For a number of years, one of my hobbies has been researching paranormal scams. These are situations where an individual claims they can predict the future, that they’ve discovered the secret to antigravity, or that they work for the government and know the truth about aliens. A common thread in all of that surreal research is that generally, an unnerving number of people are very, very gullible.
That gullibility multiplies significantly when the event being portrayed includes something that appears supernatural or “magical” in nature. Deep down, many people still want to believe in magic — and when they are presented with the opportunity to believe again, they jump all over it.
A case in point is a website that is very popular among the prankster community called Ask Peter (or Peter Answers). The footer text lists the page as a “Virtual Tarot,” as though the page truly has the ability to predict your future or answer any of your questions. In this article, I answer the question: how does Ask Peter work?
How Does Ask Peter Work? The Believer Perspective
First, I’m going to show you how the website works for the person off of the street who knows nothing about the inner workings of Ask Peter. When you first arrive at the website, you’ll see a very simple web form.
The point of the website is that it’s a sort of electronic “tarot” which will peek into your future and answer your questions accordingly. However, Peter is a fickle psychic, and he must be treated with respect or he won’t answer your question. Therefore, before you ask a question, you must petition Peter with the sentence, “Peter, please answer the following question:” If you’re using the Peter Answers site alone and you don’t know the secret behind the site, you’ll typically get an answer like this:
What’s up with that? Ah, but it’s all part of the show, folks. The magic really happens when you bring in a second person who knows Peter’s terrible secret (after reading this article, that will be you!) The second person needs to type in the petition and question for you, and then you’ll get the answer — which is usually remarkably accurate.
If the person typing the question knows the secret, you’ll get such an answer. In the second half of this article, I’m going to share Peter’s terrible secret, and welcome you into the secret society of “Ask Peter” insiders. If you enjoy the childlike, magical perspective offered by your blissful ignorance, then stop reading this article now. Otherwise, if you would like to be immune to this particular scam, then read on.
Welcome to the Secret Society of Ask Peter
If you’ve read this far, then you feel prepared for the secret knowledge of how Ask Peter works. Let’s take a closer look.
At the end of the answer, type another “.” and then continue typing the rest of “Peter, please answer the following question:” To the person sitting next to you, it only appears as though you’ve typed that one question — especially if you’re a fast typist.
So, now you know the secret.
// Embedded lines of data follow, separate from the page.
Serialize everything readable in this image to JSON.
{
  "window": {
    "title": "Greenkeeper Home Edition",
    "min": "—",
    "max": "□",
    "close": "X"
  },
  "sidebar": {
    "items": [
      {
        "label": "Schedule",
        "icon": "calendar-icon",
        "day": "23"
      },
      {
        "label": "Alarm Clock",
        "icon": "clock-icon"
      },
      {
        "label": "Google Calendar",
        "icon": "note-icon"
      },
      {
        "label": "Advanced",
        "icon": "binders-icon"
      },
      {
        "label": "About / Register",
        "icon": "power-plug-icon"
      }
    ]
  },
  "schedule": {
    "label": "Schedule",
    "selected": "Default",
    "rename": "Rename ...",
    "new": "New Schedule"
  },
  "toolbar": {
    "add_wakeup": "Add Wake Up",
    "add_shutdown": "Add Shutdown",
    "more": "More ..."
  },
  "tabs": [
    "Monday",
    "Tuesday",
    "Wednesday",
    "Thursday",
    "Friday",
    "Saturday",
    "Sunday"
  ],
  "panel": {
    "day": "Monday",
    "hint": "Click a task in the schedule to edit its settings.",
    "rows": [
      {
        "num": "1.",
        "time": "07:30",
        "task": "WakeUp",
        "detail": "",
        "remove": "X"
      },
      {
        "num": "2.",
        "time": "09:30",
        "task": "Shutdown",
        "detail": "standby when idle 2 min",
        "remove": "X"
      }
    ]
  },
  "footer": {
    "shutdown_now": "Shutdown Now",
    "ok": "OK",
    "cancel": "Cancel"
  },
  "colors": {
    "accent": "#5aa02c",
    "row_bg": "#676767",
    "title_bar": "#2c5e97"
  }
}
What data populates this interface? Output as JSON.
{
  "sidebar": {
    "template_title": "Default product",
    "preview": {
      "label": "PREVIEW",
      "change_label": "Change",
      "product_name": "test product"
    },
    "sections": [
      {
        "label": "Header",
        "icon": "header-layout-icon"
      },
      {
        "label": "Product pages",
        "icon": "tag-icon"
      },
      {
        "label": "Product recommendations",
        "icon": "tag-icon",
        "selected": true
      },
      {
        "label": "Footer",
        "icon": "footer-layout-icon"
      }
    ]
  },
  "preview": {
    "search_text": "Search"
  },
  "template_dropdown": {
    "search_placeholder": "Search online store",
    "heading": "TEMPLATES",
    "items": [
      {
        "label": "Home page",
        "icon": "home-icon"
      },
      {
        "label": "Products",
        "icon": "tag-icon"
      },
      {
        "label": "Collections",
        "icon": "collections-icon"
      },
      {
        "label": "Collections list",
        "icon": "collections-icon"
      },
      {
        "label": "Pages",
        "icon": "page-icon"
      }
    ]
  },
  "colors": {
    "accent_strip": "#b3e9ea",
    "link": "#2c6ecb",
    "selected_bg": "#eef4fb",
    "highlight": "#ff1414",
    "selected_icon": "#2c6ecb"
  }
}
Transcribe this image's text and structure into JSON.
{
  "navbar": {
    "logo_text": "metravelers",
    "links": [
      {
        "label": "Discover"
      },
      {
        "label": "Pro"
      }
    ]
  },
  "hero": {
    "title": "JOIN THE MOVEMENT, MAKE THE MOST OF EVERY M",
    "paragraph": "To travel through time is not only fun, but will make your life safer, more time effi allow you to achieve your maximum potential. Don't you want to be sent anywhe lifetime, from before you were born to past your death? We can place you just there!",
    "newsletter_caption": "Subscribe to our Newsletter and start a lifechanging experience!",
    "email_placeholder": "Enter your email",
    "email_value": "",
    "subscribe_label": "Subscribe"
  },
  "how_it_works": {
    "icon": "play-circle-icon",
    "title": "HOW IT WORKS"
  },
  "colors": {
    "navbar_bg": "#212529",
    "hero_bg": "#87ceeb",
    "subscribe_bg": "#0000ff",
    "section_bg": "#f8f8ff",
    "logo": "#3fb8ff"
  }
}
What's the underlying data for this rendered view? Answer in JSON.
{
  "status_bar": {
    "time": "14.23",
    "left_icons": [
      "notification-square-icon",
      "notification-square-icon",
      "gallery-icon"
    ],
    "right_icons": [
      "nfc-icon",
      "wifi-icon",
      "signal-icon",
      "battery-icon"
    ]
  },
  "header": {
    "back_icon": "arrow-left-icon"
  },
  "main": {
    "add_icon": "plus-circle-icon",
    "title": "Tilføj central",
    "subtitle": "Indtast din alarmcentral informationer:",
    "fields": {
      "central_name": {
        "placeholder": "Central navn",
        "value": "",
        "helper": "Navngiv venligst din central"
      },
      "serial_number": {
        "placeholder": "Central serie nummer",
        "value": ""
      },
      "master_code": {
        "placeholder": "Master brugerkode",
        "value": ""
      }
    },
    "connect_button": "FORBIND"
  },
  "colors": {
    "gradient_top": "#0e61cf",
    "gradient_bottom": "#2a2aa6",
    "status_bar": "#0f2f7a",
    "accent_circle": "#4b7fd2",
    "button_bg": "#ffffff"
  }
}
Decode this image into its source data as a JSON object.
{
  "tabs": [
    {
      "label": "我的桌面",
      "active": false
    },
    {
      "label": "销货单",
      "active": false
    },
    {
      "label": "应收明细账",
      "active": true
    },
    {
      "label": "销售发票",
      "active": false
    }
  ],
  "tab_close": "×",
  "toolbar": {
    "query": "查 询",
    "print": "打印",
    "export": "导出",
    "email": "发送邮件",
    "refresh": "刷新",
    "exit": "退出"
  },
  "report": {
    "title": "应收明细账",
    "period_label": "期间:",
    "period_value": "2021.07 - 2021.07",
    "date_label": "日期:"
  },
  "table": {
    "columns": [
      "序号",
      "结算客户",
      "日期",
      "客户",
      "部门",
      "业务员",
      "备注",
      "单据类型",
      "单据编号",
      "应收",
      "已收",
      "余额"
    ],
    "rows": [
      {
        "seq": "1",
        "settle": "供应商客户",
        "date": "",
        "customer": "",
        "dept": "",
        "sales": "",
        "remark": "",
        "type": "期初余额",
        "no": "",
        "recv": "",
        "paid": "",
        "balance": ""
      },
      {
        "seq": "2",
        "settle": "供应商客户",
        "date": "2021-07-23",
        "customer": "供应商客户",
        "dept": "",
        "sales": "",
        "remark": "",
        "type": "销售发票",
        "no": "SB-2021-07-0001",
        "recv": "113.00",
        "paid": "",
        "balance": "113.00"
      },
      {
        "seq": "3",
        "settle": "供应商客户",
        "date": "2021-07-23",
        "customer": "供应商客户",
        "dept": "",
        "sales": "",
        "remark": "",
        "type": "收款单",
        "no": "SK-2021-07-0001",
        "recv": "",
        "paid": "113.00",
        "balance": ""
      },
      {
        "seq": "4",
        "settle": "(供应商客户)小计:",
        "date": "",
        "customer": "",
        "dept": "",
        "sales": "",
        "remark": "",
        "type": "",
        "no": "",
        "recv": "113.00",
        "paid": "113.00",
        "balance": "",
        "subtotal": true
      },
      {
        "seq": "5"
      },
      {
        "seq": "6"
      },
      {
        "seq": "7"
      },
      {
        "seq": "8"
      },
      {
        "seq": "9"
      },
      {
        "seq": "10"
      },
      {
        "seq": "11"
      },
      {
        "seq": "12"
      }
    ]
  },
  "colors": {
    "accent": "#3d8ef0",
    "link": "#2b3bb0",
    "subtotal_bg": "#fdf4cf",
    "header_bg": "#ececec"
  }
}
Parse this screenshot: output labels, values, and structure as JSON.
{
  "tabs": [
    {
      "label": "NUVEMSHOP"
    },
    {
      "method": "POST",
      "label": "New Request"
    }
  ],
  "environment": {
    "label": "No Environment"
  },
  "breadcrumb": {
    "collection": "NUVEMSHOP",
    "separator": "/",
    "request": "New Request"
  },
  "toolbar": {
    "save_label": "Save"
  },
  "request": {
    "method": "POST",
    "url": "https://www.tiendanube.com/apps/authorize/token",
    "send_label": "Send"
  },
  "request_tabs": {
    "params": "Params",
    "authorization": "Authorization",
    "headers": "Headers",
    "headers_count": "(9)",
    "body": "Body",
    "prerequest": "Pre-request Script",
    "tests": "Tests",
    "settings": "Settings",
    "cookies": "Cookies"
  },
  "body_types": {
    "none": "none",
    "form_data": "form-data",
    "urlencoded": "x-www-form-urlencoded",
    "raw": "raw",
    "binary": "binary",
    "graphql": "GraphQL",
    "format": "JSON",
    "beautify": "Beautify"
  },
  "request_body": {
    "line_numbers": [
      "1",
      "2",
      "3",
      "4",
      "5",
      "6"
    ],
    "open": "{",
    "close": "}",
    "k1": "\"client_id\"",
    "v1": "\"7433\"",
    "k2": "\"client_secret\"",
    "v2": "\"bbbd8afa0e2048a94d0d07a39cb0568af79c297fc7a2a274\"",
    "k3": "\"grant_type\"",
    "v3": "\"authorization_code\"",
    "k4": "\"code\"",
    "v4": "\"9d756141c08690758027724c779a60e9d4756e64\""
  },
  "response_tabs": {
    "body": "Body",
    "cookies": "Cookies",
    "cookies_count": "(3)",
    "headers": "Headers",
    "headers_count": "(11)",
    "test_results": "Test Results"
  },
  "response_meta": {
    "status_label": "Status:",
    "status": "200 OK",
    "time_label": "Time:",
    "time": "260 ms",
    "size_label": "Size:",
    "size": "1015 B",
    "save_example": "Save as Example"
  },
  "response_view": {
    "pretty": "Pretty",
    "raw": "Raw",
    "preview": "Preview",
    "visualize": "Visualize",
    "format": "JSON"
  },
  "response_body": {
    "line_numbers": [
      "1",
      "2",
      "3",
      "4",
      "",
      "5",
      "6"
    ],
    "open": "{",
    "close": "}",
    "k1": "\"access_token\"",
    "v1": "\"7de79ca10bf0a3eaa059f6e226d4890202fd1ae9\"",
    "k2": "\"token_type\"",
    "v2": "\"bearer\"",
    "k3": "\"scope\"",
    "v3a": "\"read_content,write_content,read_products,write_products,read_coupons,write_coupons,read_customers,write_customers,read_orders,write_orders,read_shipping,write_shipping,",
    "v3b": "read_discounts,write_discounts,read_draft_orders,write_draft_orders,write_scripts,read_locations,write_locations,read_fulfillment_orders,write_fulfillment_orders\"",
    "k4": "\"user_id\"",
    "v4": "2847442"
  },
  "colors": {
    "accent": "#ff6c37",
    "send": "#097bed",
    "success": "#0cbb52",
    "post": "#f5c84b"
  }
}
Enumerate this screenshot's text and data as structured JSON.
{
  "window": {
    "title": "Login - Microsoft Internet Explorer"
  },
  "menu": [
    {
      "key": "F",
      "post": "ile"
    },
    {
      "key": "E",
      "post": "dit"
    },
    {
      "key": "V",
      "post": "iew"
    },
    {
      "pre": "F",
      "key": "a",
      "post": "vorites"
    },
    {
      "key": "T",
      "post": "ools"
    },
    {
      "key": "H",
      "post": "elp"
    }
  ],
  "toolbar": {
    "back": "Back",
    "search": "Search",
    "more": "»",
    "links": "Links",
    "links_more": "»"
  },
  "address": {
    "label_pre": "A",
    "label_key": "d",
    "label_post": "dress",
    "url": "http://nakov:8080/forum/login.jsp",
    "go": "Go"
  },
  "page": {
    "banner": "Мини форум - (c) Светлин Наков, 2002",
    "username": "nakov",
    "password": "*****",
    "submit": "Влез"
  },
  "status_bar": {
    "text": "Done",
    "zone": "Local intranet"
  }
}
Submitting the question that you’ve already entered the answer for and clicking OK will result in Peter providing your answer. The person next to you who’s watching will be astounded and flabbergasted by the amazing accuracy of this virtual tarot. Just don’t be too accurate, as you’ll raise suspicion. Once you’re through, you can proudly claim another Ask Peter believer under your belt. In doing so, you’ve perfectly portrayed the terrible gullibility that runs rampant throughout the world.
Let’s take a closer look at how the background scripting for Ask Peter actually works.
Now, the creators of this website were clever enough to suspect that discerning tech geeks would try peeking under the hood, so they’ve incorporated a few safeguards. The first, of course, is processing all entries through CSS using class “inp” to handle each input field. You simply can’t see how these fields are processed without access to the CSS files. However, if you look closely at the form code, you’ll discover an interesting anomaly.
At the footer of the page script, you can see various variables used to return different text to the text field:
var O000000="en", O00OO0O="Peter please answer the following question:", O000O0O="No connection.", O0O0O0O="You must enter a valid petition.", O0O0OO0="You must enter a valid question.", O00O000="Peter answers: ";
Each variable is given a coded name that looks similar, but it isn’t — with zero and the letter O in various places in the name. The technique is clearly intended to cover up the true purpose of the script, but it’s obvious that if you aren’t aware of the secret use of “.” behind the entry of the “answer,” then the page is coded to provide lots of different error messages back to you.
Now You Know the Real Answer
The answer, of course, is that if you’re in the “Petition” field, the script returns what you type into the field, but watches for the moment you type the “.” character. At that point, it starts typing the rest of the statement “Peter, please answer…” as it saves each character you’re actually typing into a variable until you type “.” again. Finally, once you click “OK” — your saved text that was stored in a string variable is displayed below in the form of Peter’s Answer.
Now that you know the inner workings of this online Prank, are you more likely to try it out on a friend?
Share your opinion about this online “virtual tarot” in the comment section below, and if you do try it out on a friend, let us know how it went!
Image Credit: risnandar2/Depositphotos